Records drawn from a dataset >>
Start of Block

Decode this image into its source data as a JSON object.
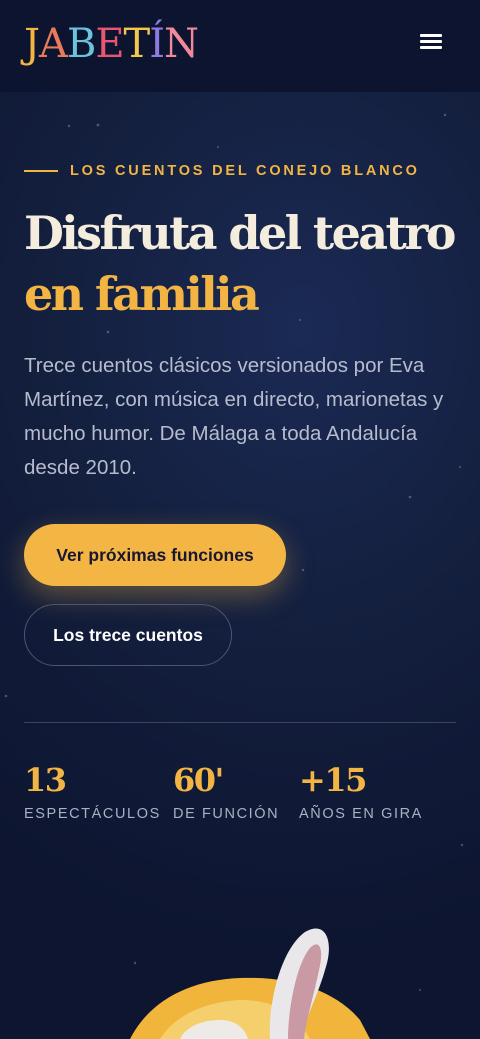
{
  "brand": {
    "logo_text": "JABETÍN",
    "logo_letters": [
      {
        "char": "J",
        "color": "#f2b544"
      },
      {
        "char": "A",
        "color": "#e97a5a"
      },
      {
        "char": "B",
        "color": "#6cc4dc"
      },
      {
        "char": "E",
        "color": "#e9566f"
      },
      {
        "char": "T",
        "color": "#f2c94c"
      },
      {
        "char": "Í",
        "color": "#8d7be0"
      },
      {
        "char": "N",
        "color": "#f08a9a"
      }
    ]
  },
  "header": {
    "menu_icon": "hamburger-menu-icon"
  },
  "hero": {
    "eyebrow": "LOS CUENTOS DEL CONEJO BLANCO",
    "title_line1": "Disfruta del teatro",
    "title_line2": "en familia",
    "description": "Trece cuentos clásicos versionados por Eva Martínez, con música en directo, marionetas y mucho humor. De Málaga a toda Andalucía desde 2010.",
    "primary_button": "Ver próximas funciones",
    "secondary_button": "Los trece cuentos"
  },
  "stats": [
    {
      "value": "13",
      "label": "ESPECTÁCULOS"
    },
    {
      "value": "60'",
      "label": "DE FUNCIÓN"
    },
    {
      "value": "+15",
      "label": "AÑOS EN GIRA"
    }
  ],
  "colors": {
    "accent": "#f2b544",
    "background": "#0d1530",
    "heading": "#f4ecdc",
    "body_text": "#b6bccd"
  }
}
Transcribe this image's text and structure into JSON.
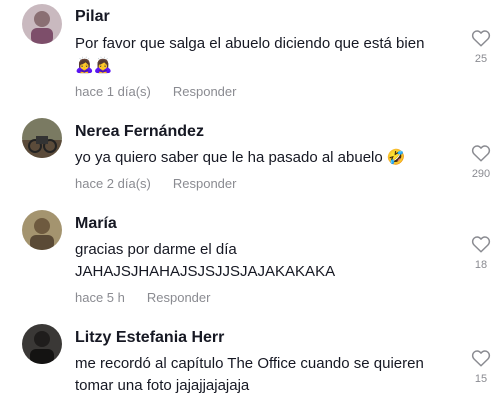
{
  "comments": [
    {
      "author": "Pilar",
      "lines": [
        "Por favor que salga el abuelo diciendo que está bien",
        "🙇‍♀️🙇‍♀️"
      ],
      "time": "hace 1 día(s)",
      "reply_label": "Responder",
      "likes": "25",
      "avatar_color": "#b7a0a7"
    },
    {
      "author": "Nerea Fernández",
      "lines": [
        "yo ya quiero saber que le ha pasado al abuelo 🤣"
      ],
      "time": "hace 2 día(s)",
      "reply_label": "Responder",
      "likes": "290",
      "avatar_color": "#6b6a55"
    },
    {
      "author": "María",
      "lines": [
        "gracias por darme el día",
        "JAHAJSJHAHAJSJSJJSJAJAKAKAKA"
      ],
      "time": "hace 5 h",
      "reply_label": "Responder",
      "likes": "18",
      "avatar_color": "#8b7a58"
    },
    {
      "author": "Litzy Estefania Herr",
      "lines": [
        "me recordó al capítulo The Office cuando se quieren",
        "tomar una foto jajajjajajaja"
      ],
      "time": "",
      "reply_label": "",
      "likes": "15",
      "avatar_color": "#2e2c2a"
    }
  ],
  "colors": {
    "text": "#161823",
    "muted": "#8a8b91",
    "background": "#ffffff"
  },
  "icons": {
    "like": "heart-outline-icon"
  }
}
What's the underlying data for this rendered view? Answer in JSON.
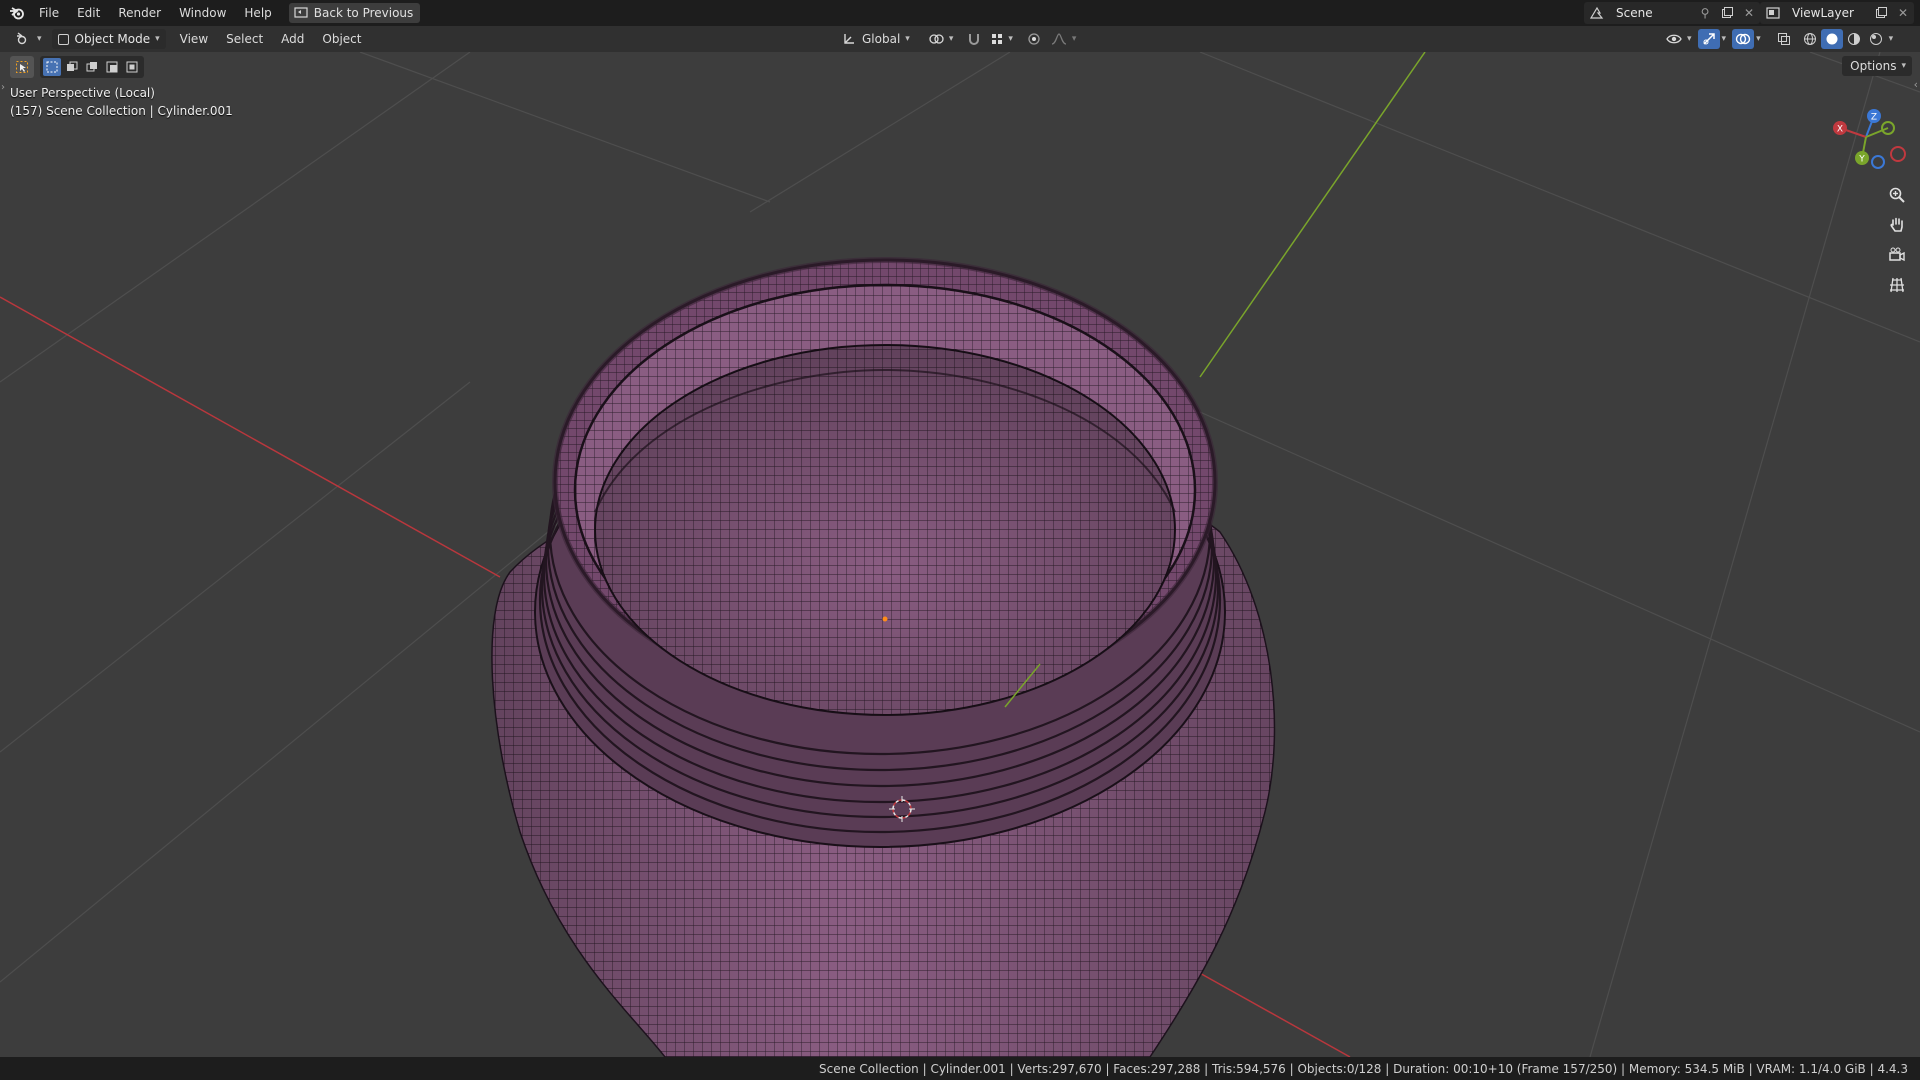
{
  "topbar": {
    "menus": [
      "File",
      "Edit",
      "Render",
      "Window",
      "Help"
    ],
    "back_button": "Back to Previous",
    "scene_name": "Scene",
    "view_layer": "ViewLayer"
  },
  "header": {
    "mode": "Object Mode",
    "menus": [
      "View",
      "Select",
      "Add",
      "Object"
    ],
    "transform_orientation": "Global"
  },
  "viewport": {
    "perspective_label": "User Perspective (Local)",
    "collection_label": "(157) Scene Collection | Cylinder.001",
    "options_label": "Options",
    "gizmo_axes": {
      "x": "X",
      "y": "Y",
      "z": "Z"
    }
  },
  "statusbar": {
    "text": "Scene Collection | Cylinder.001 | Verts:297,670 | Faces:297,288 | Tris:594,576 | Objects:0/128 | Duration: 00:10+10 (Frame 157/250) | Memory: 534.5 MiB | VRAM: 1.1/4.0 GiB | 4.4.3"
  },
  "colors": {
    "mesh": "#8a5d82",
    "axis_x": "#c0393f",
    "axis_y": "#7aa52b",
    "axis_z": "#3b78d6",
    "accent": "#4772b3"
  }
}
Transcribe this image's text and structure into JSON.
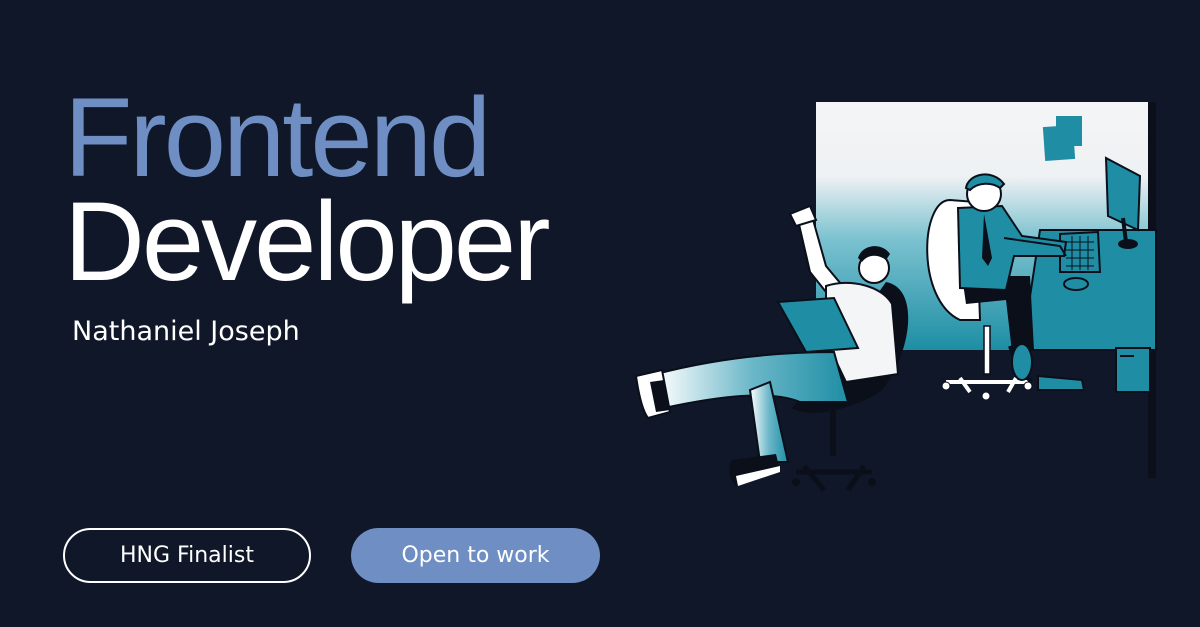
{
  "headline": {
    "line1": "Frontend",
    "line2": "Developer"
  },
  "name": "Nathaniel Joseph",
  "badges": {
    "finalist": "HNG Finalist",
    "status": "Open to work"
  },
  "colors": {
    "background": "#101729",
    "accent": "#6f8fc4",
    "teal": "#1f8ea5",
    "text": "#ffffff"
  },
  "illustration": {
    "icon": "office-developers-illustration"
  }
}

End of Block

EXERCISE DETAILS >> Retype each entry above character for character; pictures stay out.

OUTPUT BELOW >>
Decode this image into its source data as a JSON object.
{
  "brand": {
    "logo_text": "JABETÍN",
    "logo_letters": [
      {
        "char": "J",
        "color": "#f2b544"
      },
      {
        "char": "A",
        "color": "#e97a5a"
      },
      {
        "char": "B",
        "color": "#6cc4dc"
      },
      {
        "char": "E",
        "color": "#e9566f"
      },
      {
        "char": "T",
        "color": "#f2c94c"
      },
      {
        "char": "Í",
        "color": "#8d7be0"
      },
      {
        "char": "N",
        "color": "#f08a9a"
      }
    ]
  },
  "header": {
    "menu_icon": "hamburger-menu-icon"
  },
  "hero": {
    "eyebrow": "LOS CUENTOS DEL CONEJO BLANCO",
    "title_line1": "Disfruta del teatro",
    "title_line2": "en familia",
    "description": "Trece cuentos clásicos versionados por Eva Martínez, con música en directo, marionetas y mucho humor. De Málaga a toda Andalucía desde 2010.",
    "primary_button": "Ver próximas funciones",
    "secondary_button": "Los trece cuentos"
  },
  "stats": [
    {
      "value": "13",
      "label": "ESPECTÁCULOS"
    },
    {
      "value": "60'",
      "label": "DE FUNCIÓN"
    },
    {
      "value": "+15",
      "label": "AÑOS EN GIRA"
    }
  ],
  "colors": {
    "accent": "#f2b544",
    "background": "#0d1530",
    "heading": "#f4ecdc",
    "body_text": "#b6bccd"
  }
}
Transcribe this image's text and structure into JSON.
{
  "comments": [
    {
      "author": "Pilar",
      "lines": [
        "Por favor que salga el abuelo diciendo que está bien",
        "🙇‍♀️🙇‍♀️"
      ],
      "time": "hace 1 día(s)",
      "reply_label": "Responder",
      "likes": "25",
      "avatar_color": "#b7a0a7"
    },
    {
      "author": "Nerea Fernández",
      "lines": [
        "yo ya quiero saber que le ha pasado al abuelo 🤣"
      ],
      "time": "hace 2 día(s)",
      "reply_label": "Responder",
      "likes": "290",
      "avatar_color": "#6b6a55"
    },
    {
      "author": "María",
      "lines": [
        "gracias por darme el día",
        "JAHAJSJHAHAJSJSJJSJAJAKAKAKA"
      ],
      "time": "hace 5 h",
      "reply_label": "Responder",
      "likes": "18",
      "avatar_color": "#8b7a58"
    },
    {
      "author": "Litzy Estefania Herr",
      "lines": [
        "me recordó al capítulo The Office cuando se quieren",
        "tomar una foto jajajjajajaja"
      ],
      "time": "",
      "reply_label": "",
      "likes": "15",
      "avatar_color": "#2e2c2a"
    }
  ],
  "colors": {
    "text": "#161823",
    "muted": "#8a8b91",
    "background": "#ffffff"
  },
  "icons": {
    "like": "heart-outline-icon"
  }
}
What's the underlying data for this rendered view? Answer in JSON.
{
  "topbar": {
    "menus": [
      "File",
      "Edit",
      "Render",
      "Window",
      "Help"
    ],
    "back_button": "Back to Previous",
    "scene_name": "Scene",
    "view_layer": "ViewLayer"
  },
  "header": {
    "mode": "Object Mode",
    "menus": [
      "View",
      "Select",
      "Add",
      "Object"
    ],
    "transform_orientation": "Global"
  },
  "viewport": {
    "perspective_label": "User Perspective (Local)",
    "collection_label": "(157) Scene Collection | Cylinder.001",
    "options_label": "Options",
    "gizmo_axes": {
      "x": "X",
      "y": "Y",
      "z": "Z"
    }
  },
  "statusbar": {
    "text": "Scene Collection | Cylinder.001 | Verts:297,670 | Faces:297,288 | Tris:594,576 | Objects:0/128 | Duration: 00:10+10 (Frame 157/250) | Memory: 534.5 MiB | VRAM: 1.1/4.0 GiB | 4.4.3"
  },
  "colors": {
    "mesh": "#8a5d82",
    "axis_x": "#c0393f",
    "axis_y": "#7aa52b",
    "axis_z": "#3b78d6",
    "accent": "#4772b3"
  }
}
Transcribe this image's text and structure into JSON.
{
  "headline": {
    "line1": "Frontend",
    "line2": "Developer"
  },
  "name": "Nathaniel Joseph",
  "badges": {
    "finalist": "HNG Finalist",
    "status": "Open to work"
  },
  "colors": {
    "background": "#101729",
    "accent": "#6f8fc4",
    "teal": "#1f8ea5",
    "text": "#ffffff"
  },
  "illustration": {
    "icon": "office-developers-illustration"
  }
}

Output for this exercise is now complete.